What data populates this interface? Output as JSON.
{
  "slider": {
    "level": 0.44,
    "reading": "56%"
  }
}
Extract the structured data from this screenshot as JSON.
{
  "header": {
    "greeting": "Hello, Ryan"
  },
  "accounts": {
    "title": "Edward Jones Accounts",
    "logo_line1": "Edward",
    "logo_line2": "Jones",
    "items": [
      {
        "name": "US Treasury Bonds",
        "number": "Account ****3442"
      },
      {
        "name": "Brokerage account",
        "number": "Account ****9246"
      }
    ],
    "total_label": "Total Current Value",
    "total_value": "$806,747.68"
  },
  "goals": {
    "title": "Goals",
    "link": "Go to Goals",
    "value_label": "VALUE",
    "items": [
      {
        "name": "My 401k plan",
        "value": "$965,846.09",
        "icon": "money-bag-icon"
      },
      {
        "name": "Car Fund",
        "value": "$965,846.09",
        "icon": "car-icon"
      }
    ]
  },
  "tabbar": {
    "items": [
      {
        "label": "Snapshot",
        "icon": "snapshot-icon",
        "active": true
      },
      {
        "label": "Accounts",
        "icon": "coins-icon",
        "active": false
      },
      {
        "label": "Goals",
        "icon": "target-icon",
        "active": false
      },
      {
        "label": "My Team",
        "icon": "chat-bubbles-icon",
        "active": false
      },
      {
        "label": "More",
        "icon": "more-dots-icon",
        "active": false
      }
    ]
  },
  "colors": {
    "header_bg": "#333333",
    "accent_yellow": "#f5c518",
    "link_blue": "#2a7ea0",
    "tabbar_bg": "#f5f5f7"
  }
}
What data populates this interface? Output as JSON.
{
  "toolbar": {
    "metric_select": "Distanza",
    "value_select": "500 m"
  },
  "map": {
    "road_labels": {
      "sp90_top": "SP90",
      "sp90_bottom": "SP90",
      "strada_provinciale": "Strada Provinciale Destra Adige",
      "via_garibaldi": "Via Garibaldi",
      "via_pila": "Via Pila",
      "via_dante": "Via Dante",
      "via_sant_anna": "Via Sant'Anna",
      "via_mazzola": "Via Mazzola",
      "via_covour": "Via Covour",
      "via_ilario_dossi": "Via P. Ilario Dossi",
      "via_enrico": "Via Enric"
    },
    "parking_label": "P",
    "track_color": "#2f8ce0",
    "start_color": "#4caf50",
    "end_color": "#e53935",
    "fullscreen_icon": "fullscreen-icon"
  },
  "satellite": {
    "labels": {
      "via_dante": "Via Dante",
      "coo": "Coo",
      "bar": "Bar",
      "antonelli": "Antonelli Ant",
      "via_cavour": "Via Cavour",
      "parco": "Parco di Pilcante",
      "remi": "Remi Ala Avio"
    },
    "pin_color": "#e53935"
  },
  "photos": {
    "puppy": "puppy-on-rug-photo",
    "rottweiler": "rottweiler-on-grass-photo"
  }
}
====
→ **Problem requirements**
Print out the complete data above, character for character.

→ **Answer to the problem**
What data populates this interface? Output as JSON.
{
  "slider": {
    "level": 0.44,
    "reading": "56%"
  }
}
Extract the structured data from this screenshot as JSON.
{
  "header": {
    "greeting": "Hello, Ryan"
  },
  "accounts": {
    "title": "Edward Jones Accounts",
    "logo_line1": "Edward",
    "logo_line2": "Jones",
    "items": [
      {
        "name": "US Treasury Bonds",
        "number": "Account ****3442"
      },
      {
        "name": "Brokerage account",
        "number": "Account ****9246"
      }
    ],
    "total_label": "Total Current Value",
    "total_value": "$806,747.68"
  },
  "goals": {
    "title": "Goals",
    "link": "Go to Goals",
    "value_label": "VALUE",
    "items": [
      {
        "name": "My 401k plan",
        "value": "$965,846.09",
        "icon": "money-bag-icon"
      },
      {
        "name": "Car Fund",
        "value": "$965,846.09",
        "icon": "car-icon"
      }
    ]
  },
  "tabbar": {
    "items": [
      {
        "label": "Snapshot",
        "icon": "snapshot-icon",
        "active": true
      },
      {
        "label": "Accounts",
        "icon": "coins-icon",
        "active": false
      },
      {
        "label": "Goals",
        "icon": "target-icon",
        "active": false
      },
      {
        "label": "My Team",
        "icon": "chat-bubbles-icon",
        "active": false
      },
      {
        "label": "More",
        "icon": "more-dots-icon",
        "active": false
      }
    ]
  },
  "colors": {
    "header_bg": "#333333",
    "accent_yellow": "#f5c518",
    "link_blue": "#2a7ea0",
    "tabbar_bg": "#f5f5f7"
  }
}
What data populates this interface? Output as JSON.
{
  "toolbar": {
    "metric_select": "Distanza",
    "value_select": "500 m"
  },
  "map": {
    "road_labels": {
      "sp90_top": "SP90",
      "sp90_bottom": "SP90",
      "strada_provinciale": "Strada Provinciale Destra Adige",
      "via_garibaldi": "Via Garibaldi",
      "via_pila": "Via Pila",
      "via_dante": "Via Dante",
      "via_sant_anna": "Via Sant'Anna",
      "via_mazzola": "Via Mazzola",
      "via_covour": "Via Covour",
      "via_ilario_dossi": "Via P. Ilario Dossi",
      "via_enrico": "Via Enric"
    },
    "parking_label": "P",
    "track_color": "#2f8ce0",
    "start_color": "#4caf50",
    "end_color": "#e53935",
    "fullscreen_icon": "fullscreen-icon"
  },
  "satellite": {
    "labels": {
      "via_dante": "Via Dante",
      "coo": "Coo",
      "bar": "Bar",
      "antonelli": "Antonelli Ant",
      "via_cavour": "Via Cavour",
      "parco": "Parco di Pilcante",
      "remi": "Remi Ala Avio"
    },
    "pin_color": "#e53935"
  },
  "photos": {
    "puppy": "puppy-on-rug-photo",
    "rottweiler": "rottweiler-on-grass-photo"
  }
}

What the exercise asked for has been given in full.